Requirement: From the first line to the last, copy the material word for word; pictures stay out.

Data excerpts:

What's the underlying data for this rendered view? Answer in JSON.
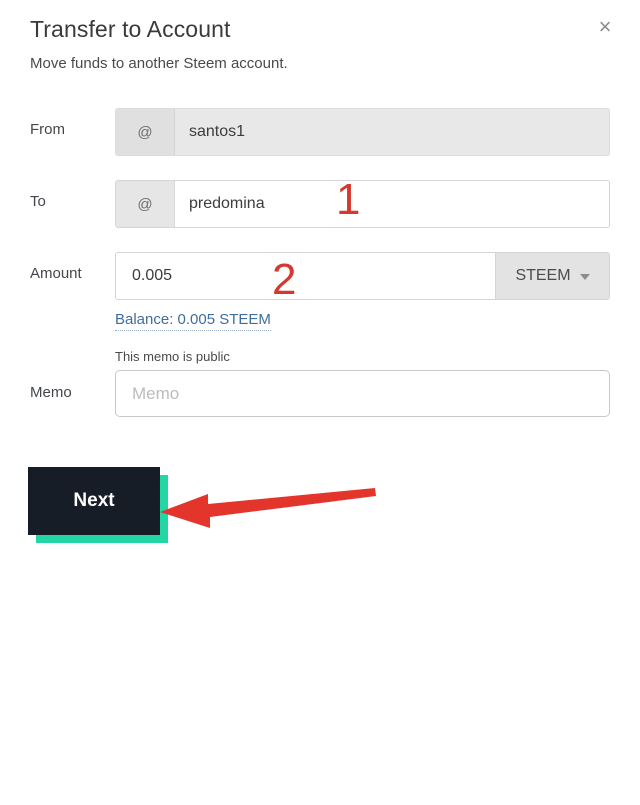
{
  "dialog": {
    "title": "Transfer to Account",
    "subtitle": "Move funds to another Steem account.",
    "close_label": "×"
  },
  "form": {
    "from": {
      "label": "From",
      "prefix": "@",
      "value": "santos1",
      "placeholder": ""
    },
    "to": {
      "label": "To",
      "prefix": "@",
      "value": "predomina",
      "placeholder": ""
    },
    "amount": {
      "label": "Amount",
      "value": "0.005",
      "placeholder": "",
      "asset": "STEEM",
      "balance_link": "Balance: 0.005 STEEM"
    },
    "memo": {
      "label": "Memo",
      "hint": "This memo is public",
      "value": "",
      "placeholder": "Memo"
    }
  },
  "actions": {
    "next_label": "Next"
  },
  "annotations": {
    "step_one": "1",
    "step_two": "2",
    "arrow_color": "#e3352b",
    "number_color": "#d6372f"
  },
  "colors": {
    "button_bg": "#171d26",
    "button_shadow": "#24d6a3",
    "link": "#3f6d9e",
    "field_prefix_bg": "#e6e6e6",
    "disabled_field_bg": "#e8e8e8"
  }
}
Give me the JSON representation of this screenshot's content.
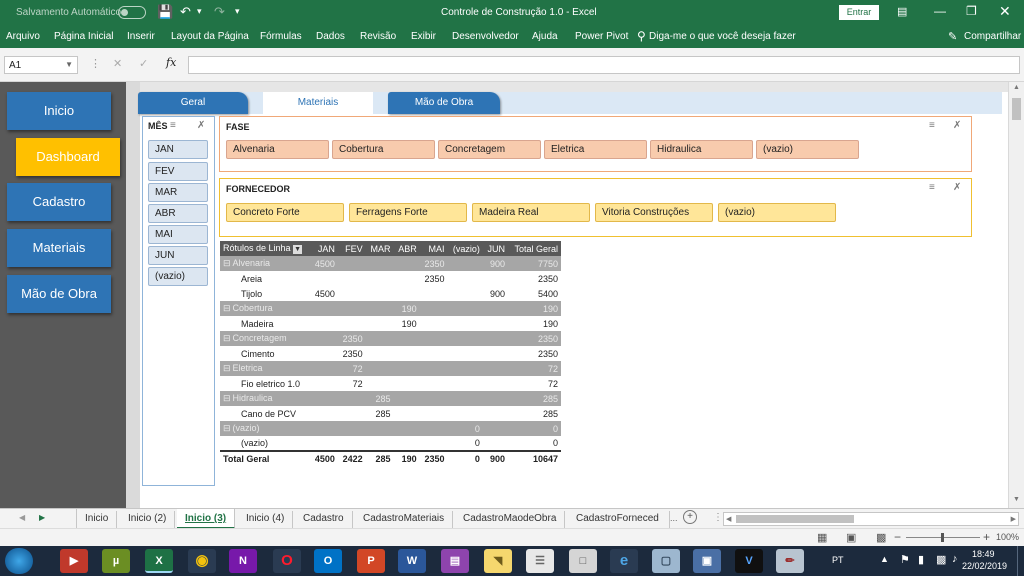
{
  "titlebar": {
    "autosave_label": "Salvamento Automático",
    "autosave_state": "off",
    "title": "Controle de Construção 1.0 - Excel",
    "signin_label": "Entrar"
  },
  "ribbon": {
    "tabs": [
      "Arquivo",
      "Página Inicial",
      "Inserir",
      "Layout da Página",
      "Fórmulas",
      "Dados",
      "Revisão",
      "Exibir",
      "Desenvolvedor",
      "Ajuda",
      "Power Pivot"
    ],
    "tell_me": "Diga-me o que você deseja fazer",
    "share_label": "Compartilhar"
  },
  "formula_bar": {
    "name_box": "A1",
    "fx": "fx",
    "formula_value": ""
  },
  "sidebar": {
    "items": [
      {
        "label": "Inicio",
        "state": "normal"
      },
      {
        "label": "Dashboard",
        "state": "active"
      },
      {
        "label": "Cadastro",
        "state": "normal"
      },
      {
        "label": "Materiais",
        "state": "normal"
      },
      {
        "label": "Mão de Obra",
        "state": "normal"
      }
    ]
  },
  "content_tabs": [
    {
      "label": "Geral",
      "active": false
    },
    {
      "label": "Materiais",
      "active": true
    },
    {
      "label": "Mão de Obra",
      "active": false
    }
  ],
  "slicers": {
    "month": {
      "title": "MÊS",
      "items": [
        "JAN",
        "FEV",
        "MAR",
        "ABR",
        "MAI",
        "JUN",
        "(vazio)"
      ]
    },
    "phase": {
      "title": "FASE",
      "items": [
        "Alvenaria",
        "Cobertura",
        "Concretagem",
        "Eletrica",
        "Hidraulica",
        "(vazio)"
      ]
    },
    "supplier": {
      "title": "FORNECEDOR",
      "items": [
        "Concreto Forte",
        "Ferragens Forte",
        "Madeira Real",
        "Vitoria Construções",
        "(vazio)"
      ]
    }
  },
  "pivot": {
    "headers": [
      "Rótulos de Linha",
      "JAN",
      "FEV",
      "MAR",
      "ABR",
      "MAI",
      "(vazio)",
      "JUN",
      "Total Geral"
    ],
    "rows": [
      {
        "type": "group",
        "label": "Alvenaria",
        "values": [
          "4500",
          "",
          "",
          "",
          "2350",
          "",
          "900",
          "7750"
        ]
      },
      {
        "type": "item",
        "label": "Areia",
        "values": [
          "",
          "",
          "",
          "",
          "2350",
          "",
          "",
          "2350"
        ]
      },
      {
        "type": "item",
        "label": "Tijolo",
        "values": [
          "4500",
          "",
          "",
          "",
          "",
          "",
          "900",
          "5400"
        ]
      },
      {
        "type": "group",
        "label": "Cobertura",
        "values": [
          "",
          "",
          "",
          "190",
          "",
          "",
          "",
          "190"
        ]
      },
      {
        "type": "item",
        "label": "Madeira",
        "values": [
          "",
          "",
          "",
          "190",
          "",
          "",
          "",
          "190"
        ]
      },
      {
        "type": "group",
        "label": "Concretagem",
        "values": [
          "",
          "2350",
          "",
          "",
          "",
          "",
          "",
          "2350"
        ]
      },
      {
        "type": "item",
        "label": "Cimento",
        "values": [
          "",
          "2350",
          "",
          "",
          "",
          "",
          "",
          "2350"
        ]
      },
      {
        "type": "group",
        "label": "Eletrica",
        "values": [
          "",
          "72",
          "",
          "",
          "",
          "",
          "",
          "72"
        ]
      },
      {
        "type": "item",
        "label": "Fio eletrico 1.0",
        "values": [
          "",
          "72",
          "",
          "",
          "",
          "",
          "",
          "72"
        ]
      },
      {
        "type": "group",
        "label": "Hidraulica",
        "values": [
          "",
          "",
          "285",
          "",
          "",
          "",
          "",
          "285"
        ]
      },
      {
        "type": "item",
        "label": "Cano de PCV",
        "values": [
          "",
          "",
          "285",
          "",
          "",
          "",
          "",
          "285"
        ]
      },
      {
        "type": "group",
        "label": "(vazio)",
        "values": [
          "",
          "",
          "",
          "",
          "",
          "0",
          "",
          "0"
        ]
      },
      {
        "type": "item",
        "label": "(vazio)",
        "values": [
          "",
          "",
          "",
          "",
          "",
          "0",
          "",
          "0"
        ]
      },
      {
        "type": "total",
        "label": "Total Geral",
        "values": [
          "4500",
          "2422",
          "285",
          "190",
          "2350",
          "0",
          "900",
          "10647"
        ]
      }
    ]
  },
  "sheet_tabs": {
    "items": [
      "Inicio",
      "Inicio (2)",
      "Inicio (3)",
      "Inicio (4)",
      "Cadastro",
      "CadastroMateriais",
      "CadastroMaodeObra",
      "CadastroForneced"
    ],
    "active": "Inicio (3)",
    "more": "..."
  },
  "statusbar": {
    "zoom": "100%"
  },
  "taskbar": {
    "lang": "PT",
    "time": "18:49",
    "date": "22/02/2019"
  },
  "colors": {
    "excel_green": "#217346",
    "nav_blue": "#2e74b5",
    "nav_active": "#ffc000",
    "phase_chip": "#f8cbad",
    "supplier_chip": "#ffe699",
    "month_chip": "#dce6f1",
    "pivot_header": "#595959",
    "pivot_group": "#a6a6a6"
  }
}
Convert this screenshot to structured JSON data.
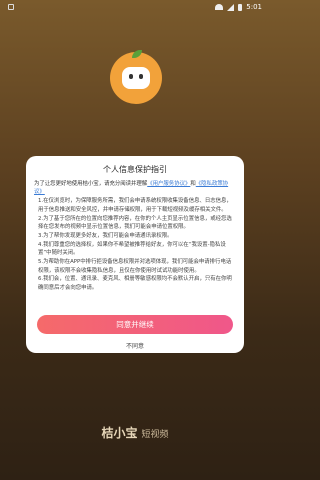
{
  "status_bar": {
    "time": "5:01"
  },
  "dialog": {
    "title": "个人信息保护指引",
    "intro_prefix": "为了让您更好地使用桔小宝，请充分阅读并理解",
    "link_user_agreement": "《用户服务协议》",
    "intro_and": "和",
    "link_privacy": "《隐私政策协议》",
    "paragraphs": [
      "1.在仅浏览时，为保障服务所需，我们会申请系统权限收集设备信息、日志信息，用于信息推送和安全风控，并申请存储权限，用于下载短视频及缓存相关文件。",
      "2.为了基于您所在的位置向您推荐内容，在你的个人主页显示位置信息，或经您选择在您发布的视频中显示位置信息，我们可能会申请位置权限。",
      "3.为了帮你发现更多好友，我们可能会申请通讯录权限。",
      "4.我们尊重您的选择权，如果你不希望被推荐给好友，你可以在“我设置-隐私设置”中随时关闭。",
      "5.为帮助你在APP中排行拒设备信息权限并对选项体现，我们可能会申请排行电话权限，该权限不会收集隐私信息，且仅在你使用时试试功能时使用。",
      "6.我们会，位置、通讯录、麦克风、相册等敏感权限均不会默认开启，只有在你明确同意后才会向您申请。"
    ],
    "agree_label": "同意并继续",
    "disagree_label": "不同意"
  },
  "brand": {
    "name": "桔小宝",
    "sub": "短视频"
  },
  "colors": {
    "accent_gradient_start": "#f56a6a",
    "accent_gradient_end": "#f0578a",
    "link": "#3a7bd5",
    "background_top": "#7a5a2c",
    "background_bottom": "#2e2114"
  }
}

Output:
What's the underlying data for this rendered view? Answer in JSON.
{
  "dialog": {
    "title": "Transfer to Account",
    "subtitle": "Move funds to another Steem account.",
    "close_label": "×"
  },
  "form": {
    "from": {
      "label": "From",
      "prefix": "@",
      "value": "santos1",
      "placeholder": ""
    },
    "to": {
      "label": "To",
      "prefix": "@",
      "value": "predomina",
      "placeholder": ""
    },
    "amount": {
      "label": "Amount",
      "value": "0.005",
      "placeholder": "",
      "asset": "STEEM",
      "balance_link": "Balance: 0.005 STEEM"
    },
    "memo": {
      "label": "Memo",
      "hint": "This memo is public",
      "value": "",
      "placeholder": "Memo"
    }
  },
  "actions": {
    "next_label": "Next"
  },
  "annotations": {
    "step_one": "1",
    "step_two": "2",
    "arrow_color": "#e3352b",
    "number_color": "#d6372f"
  },
  "colors": {
    "button_bg": "#171d26",
    "button_shadow": "#24d6a3",
    "link": "#3f6d9e",
    "field_prefix_bg": "#e6e6e6",
    "disabled_field_bg": "#e8e8e8"
  }
}
Give me the JSON representation of this screenshot's content.
{
  "titlebar": {
    "autosave_label": "Salvamento Automático",
    "autosave_state": "off",
    "title": "Controle de Construção 1.0 - Excel",
    "signin_label": "Entrar"
  },
  "ribbon": {
    "tabs": [
      "Arquivo",
      "Página Inicial",
      "Inserir",
      "Layout da Página",
      "Fórmulas",
      "Dados",
      "Revisão",
      "Exibir",
      "Desenvolvedor",
      "Ajuda",
      "Power Pivot"
    ],
    "tell_me": "Diga-me o que você deseja fazer",
    "share_label": "Compartilhar"
  },
  "formula_bar": {
    "name_box": "A1",
    "fx": "fx",
    "formula_value": ""
  },
  "sidebar": {
    "items": [
      {
        "label": "Inicio",
        "state": "normal"
      },
      {
        "label": "Dashboard",
        "state": "active"
      },
      {
        "label": "Cadastro",
        "state": "normal"
      },
      {
        "label": "Materiais",
        "state": "normal"
      },
      {
        "label": "Mão de Obra",
        "state": "normal"
      }
    ]
  },
  "content_tabs": [
    {
      "label": "Geral",
      "active": false
    },
    {
      "label": "Materiais",
      "active": true
    },
    {
      "label": "Mão de Obra",
      "active": false
    }
  ],
  "slicers": {
    "month": {
      "title": "MÊS",
      "items": [
        "JAN",
        "FEV",
        "MAR",
        "ABR",
        "MAI",
        "JUN",
        "(vazio)"
      ]
    },
    "phase": {
      "title": "FASE",
      "items": [
        "Alvenaria",
        "Cobertura",
        "Concretagem",
        "Eletrica",
        "Hidraulica",
        "(vazio)"
      ]
    },
    "supplier": {
      "title": "FORNECEDOR",
      "items": [
        "Concreto Forte",
        "Ferragens Forte",
        "Madeira Real",
        "Vitoria Construções",
        "(vazio)"
      ]
    }
  },
  "pivot": {
    "headers": [
      "Rótulos de Linha",
      "JAN",
      "FEV",
      "MAR",
      "ABR",
      "MAI",
      "(vazio)",
      "JUN",
      "Total Geral"
    ],
    "rows": [
      {
        "type": "group",
        "label": "Alvenaria",
        "values": [
          "4500",
          "",
          "",
          "",
          "2350",
          "",
          "900",
          "7750"
        ]
      },
      {
        "type": "item",
        "label": "Areia",
        "values": [
          "",
          "",
          "",
          "",
          "2350",
          "",
          "",
          "2350"
        ]
      },
      {
        "type": "item",
        "label": "Tijolo",
        "values": [
          "4500",
          "",
          "",
          "",
          "",
          "",
          "900",
          "5400"
        ]
      },
      {
        "type": "group",
        "label": "Cobertura",
        "values": [
          "",
          "",
          "",
          "190",
          "",
          "",
          "",
          "190"
        ]
      },
      {
        "type": "item",
        "label": "Madeira",
        "values": [
          "",
          "",
          "",
          "190",
          "",
          "",
          "",
          "190"
        ]
      },
      {
        "type": "group",
        "label": "Concretagem",
        "values": [
          "",
          "2350",
          "",
          "",
          "",
          "",
          "",
          "2350"
        ]
      },
      {
        "type": "item",
        "label": "Cimento",
        "values": [
          "",
          "2350",
          "",
          "",
          "",
          "",
          "",
          "2350"
        ]
      },
      {
        "type": "group",
        "label": "Eletrica",
        "values": [
          "",
          "72",
          "",
          "",
          "",
          "",
          "",
          "72"
        ]
      },
      {
        "type": "item",
        "label": "Fio eletrico 1.0",
        "values": [
          "",
          "72",
          "",
          "",
          "",
          "",
          "",
          "72"
        ]
      },
      {
        "type": "group",
        "label": "Hidraulica",
        "values": [
          "",
          "",
          "285",
          "",
          "",
          "",
          "",
          "285"
        ]
      },
      {
        "type": "item",
        "label": "Cano de PCV",
        "values": [
          "",
          "",
          "285",
          "",
          "",
          "",
          "",
          "285"
        ]
      },
      {
        "type": "group",
        "label": "(vazio)",
        "values": [
          "",
          "",
          "",
          "",
          "",
          "0",
          "",
          "0"
        ]
      },
      {
        "type": "item",
        "label": "(vazio)",
        "values": [
          "",
          "",
          "",
          "",
          "",
          "0",
          "",
          "0"
        ]
      },
      {
        "type": "total",
        "label": "Total Geral",
        "values": [
          "4500",
          "2422",
          "285",
          "190",
          "2350",
          "0",
          "900",
          "10647"
        ]
      }
    ]
  },
  "sheet_tabs": {
    "items": [
      "Inicio",
      "Inicio (2)",
      "Inicio (3)",
      "Inicio (4)",
      "Cadastro",
      "CadastroMateriais",
      "CadastroMaodeObra",
      "CadastroForneced"
    ],
    "active": "Inicio (3)",
    "more": "..."
  },
  "statusbar": {
    "zoom": "100%"
  },
  "taskbar": {
    "lang": "PT",
    "time": "18:49",
    "date": "22/02/2019"
  },
  "colors": {
    "excel_green": "#217346",
    "nav_blue": "#2e74b5",
    "nav_active": "#ffc000",
    "phase_chip": "#f8cbad",
    "supplier_chip": "#ffe699",
    "month_chip": "#dce6f1",
    "pivot_header": "#595959",
    "pivot_group": "#a6a6a6"
  }
}
Convert this screenshot to structured JSON data.
{
  "status_bar": {
    "time": "5:01"
  },
  "dialog": {
    "title": "个人信息保护指引",
    "intro_prefix": "为了让您更好地使用桔小宝，请充分阅读并理解",
    "link_user_agreement": "《用户服务协议》",
    "intro_and": "和",
    "link_privacy": "《隐私政策协议》",
    "paragraphs": [
      "1.在仅浏览时，为保障服务所需，我们会申请系统权限收集设备信息、日志信息，用于信息推送和安全风控，并申请存储权限，用于下载短视频及缓存相关文件。",
      "2.为了基于您所在的位置向您推荐内容，在你的个人主页显示位置信息，或经您选择在您发布的视频中显示位置信息，我们可能会申请位置权限。",
      "3.为了帮你发现更多好友，我们可能会申请通讯录权限。",
      "4.我们尊重您的选择权，如果你不希望被推荐给好友，你可以在“我设置-隐私设置”中随时关闭。",
      "5.为帮助你在APP中排行拒设备信息权限并对选项体现，我们可能会申请排行电话权限，该权限不会收集隐私信息，且仅在你使用时试试功能时使用。",
      "6.我们会，位置、通讯录、麦克风、相册等敏感权限均不会默认开启，只有在你明确同意后才会向您申请。"
    ],
    "agree_label": "同意并继续",
    "disagree_label": "不同意"
  },
  "brand": {
    "name": "桔小宝",
    "sub": "短视频"
  },
  "colors": {
    "accent_gradient_start": "#f56a6a",
    "accent_gradient_end": "#f0578a",
    "link": "#3a7bd5",
    "background_top": "#7a5a2c",
    "background_bottom": "#2e2114"
  }
}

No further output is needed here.